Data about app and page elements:
++++++

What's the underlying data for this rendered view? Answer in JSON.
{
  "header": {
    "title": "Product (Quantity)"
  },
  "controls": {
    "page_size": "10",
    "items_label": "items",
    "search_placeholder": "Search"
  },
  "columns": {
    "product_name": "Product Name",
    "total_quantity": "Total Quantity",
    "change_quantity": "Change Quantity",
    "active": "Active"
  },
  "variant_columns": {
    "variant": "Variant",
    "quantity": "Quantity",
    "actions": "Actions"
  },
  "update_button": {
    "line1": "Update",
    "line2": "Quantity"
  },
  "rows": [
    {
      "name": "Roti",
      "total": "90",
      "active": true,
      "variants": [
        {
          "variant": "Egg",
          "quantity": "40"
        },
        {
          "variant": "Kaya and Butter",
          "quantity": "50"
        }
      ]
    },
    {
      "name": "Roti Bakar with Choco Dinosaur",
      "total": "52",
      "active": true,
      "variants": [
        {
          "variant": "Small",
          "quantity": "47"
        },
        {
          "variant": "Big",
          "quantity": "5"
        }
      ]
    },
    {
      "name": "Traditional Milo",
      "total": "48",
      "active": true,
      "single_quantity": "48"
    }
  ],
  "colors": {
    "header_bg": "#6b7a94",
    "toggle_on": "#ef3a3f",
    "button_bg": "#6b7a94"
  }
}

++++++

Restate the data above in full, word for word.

> Solution to the problem
What's the underlying data for this rendered view? Answer in JSON.
{
  "header": {
    "title": "Product (Quantity)"
  },
  "controls": {
    "page_size": "10",
    "items_label": "items",
    "search_placeholder": "Search"
  },
  "columns": {
    "product_name": "Product Name",
    "total_quantity": "Total Quantity",
    "change_quantity": "Change Quantity",
    "active": "Active"
  },
  "variant_columns": {
    "variant": "Variant",
    "quantity": "Quantity",
    "actions": "Actions"
  },
  "update_button": {
    "line1": "Update",
    "line2": "Quantity"
  },
  "rows": [
    {
      "name": "Roti",
      "total": "90",
      "active": true,
      "variants": [
        {
          "variant": "Egg",
          "quantity": "40"
        },
        {
          "variant": "Kaya and Butter",
          "quantity": "50"
        }
      ]
    },
    {
      "name": "Roti Bakar with Choco Dinosaur",
      "total": "52",
      "active": true,
      "variants": [
        {
          "variant": "Small",
          "quantity": "47"
        },
        {
          "variant": "Big",
          "quantity": "5"
        }
      ]
    },
    {
      "name": "Traditional Milo",
      "total": "48",
      "active": true,
      "single_quantity": "48"
    }
  ],
  "colors": {
    "header_bg": "#6b7a94",
    "toggle_on": "#ef3a3f",
    "button_bg": "#6b7a94"
  }
}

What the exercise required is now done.